China already holds second place in the world’s luxury-goods market. According to 2011 statistics from the World Luxury Association, sales of luxury goods in China stood at US$12.6 billion, second to Japan (which posted luxury sales of about US$14.5 billion). In 2011, growth in luxury goods sales in China rose to 18%, the strongest in the world. Based on these figures, many associations and research organizations estimate that China will overtake Japan to become the largest market for luxury-goods sales before 2015.
Raised consumer awareness and purchasing power
Luxury goods are products that are not daily necessities and are usually consumed by the high-income bracket. The main characteristics of luxury goods are: high cost; brands with a long history; and the embodying of a fashion statement.
With the rapid development of China’s economy over the past 20 years, incomes have seen a several-fold increase for many Chinese, and their purchasing power, particularly in urban areas and coastal regions, has increased dramatically. This can be seen in China’s falling Engel’s Coefficient, which demonstrates that the proportion of income spent on food (a basic need) decreases as income goes up, suggesting a higher standard of living. Over the past decade, the Engel’s Coefficient for urban areas of China has been below 40%, with 30% to 40% being categorized as a “well-to-do” standard of living by the UN Food and Agriculture Organization—in other words a ‘‘middle-class’’ level of income.

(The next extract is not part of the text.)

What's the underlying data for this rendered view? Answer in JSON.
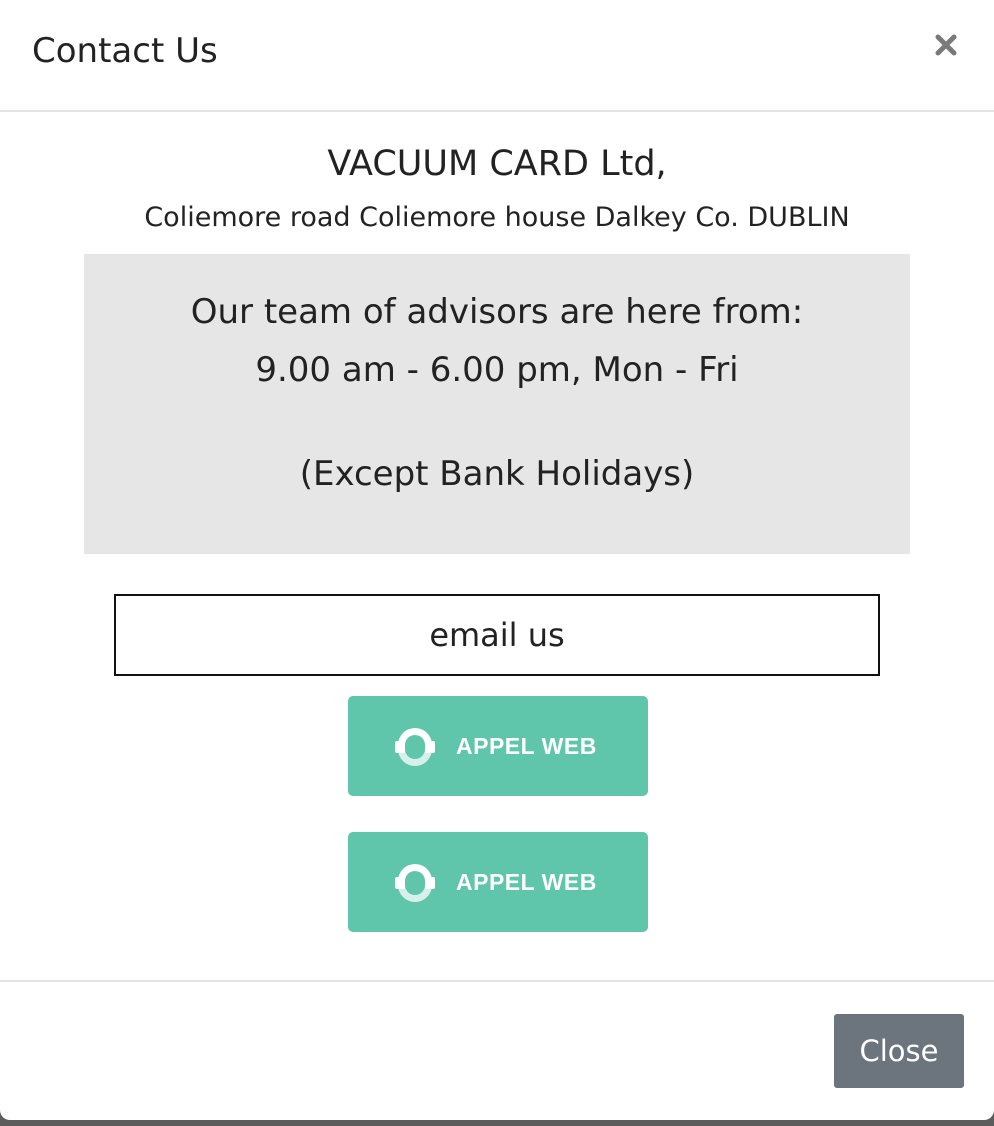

Many luxury brands are now allocating more and more resources to the China market. Luxury-goods marketers spend huge sums of money on branding activities in major cities in China, including billboards, hiring Chinese celebrities as spokespeople, and glamorous events and shows, all of which lead to an even higher level of awareness of luxury-goods brands among the Chinese.
Raising the noise level and making branded items more provoking has involved the transformation of the sales mode from single-channel to multiple formats and channels. Meanwhile, the specialty store has become the major distribution and brand-building channel for luxury goods in China. Many luxury brands have opened their own specialty stores, not only in key cities such as Beijing and Shanghai, but also in many second-tier and third-tier cities where income levels have risen rapidly.
In addition to the bricks-and-mortar stores, Chinese consumers may now simply buy luxury goods in high-end department stores, flagship stores, and stand-alone outlets, as well as through online retailing. They can also obtain a huge amount of information on trends, new releases, prices, and consumer comments from the many relevant websites.
When money is no concern, and temptation is so easily accessible, it is hardly surprising that the luxury market is flourishing in China.
Local players: tapping in
The supercharged purchasing power of Chinese consumers offers many opportunities for local luxury players.
Many Chinese traditional products, such as tea, silk, Hotan Jade and Nanjing Brocade, have the potential to be transformed into global brands. Several domestic players have already been working at moving up the value ladder and hope to stake a claim in the luxury market in China. NE-TIGER Fur Fashion and Kweichow Moutai (maotai liquor) are two notable examples of this.
For other enterprises in China, what is the best way to launch their domestic luxury brands on the national stage? Domestic luxury players need to establish a targeted sales-and-branding strategy to promote their brands in the China market. Because of widely differing tastes in luxury goods in China, local enterprises need to operate a portfolio of brands to satisfy different consumer requirements in different areas.
During their marketing exercises, domestic luxury players can consider introducing cultural elements into a brand’s history and context, thus building greater awareness and brand loyalty among consumers. Local players’ edge over foreign brands lies in the fact that they are already inside the market, without the burden of the extra costs of market entry, and that they are familiar with the behavior and mindset of their target customers.
To increase market share and exposure, multiple sales formats and channels need to be established. Local luxury brands can open their specialty stores in prime locations and then expand to second-tier and third-tier cities. For the sales format, online retailing is a good choice due to its relatively low cost considerations and wide coverage. Many B2C online retailers have emerged in China in recent years, such as www.360buy.com, www.glamour-sales.com.cn, etc. They all have extensive experience in helping foreign brands enter local markets and can also act as good partners for local enterprises.
In past years, when foreign luxury brands first landed China, many of them chose to work with distributors or sourcing agents in China. China's domestic luxury players can learn from these successful cases, and can also enter other countries and regions by working with top global buyers. Several B2B platforms are available to help them link up with global buyers.
Support from the government is essential. Local players will have been pleased to see the founding of the China Luxury Trade Commission in May 2011, which is sponsored by the China Council for the Promotion of International Trade and the World Luxury Association. The China Luxury Trade Commission will implement policies relative to promoting domestic brands and assist them in enhancing their businesses.
Given the basic fundamentals of China’s domestic economy and continued growth in the number of “middle-class” households in both key and secondary cities, the future for luxury-goods sales looks optimistic as the Chinese consumer develops an increasingly sophisticated taste for upscale merchandise and earns even more money to pay for it.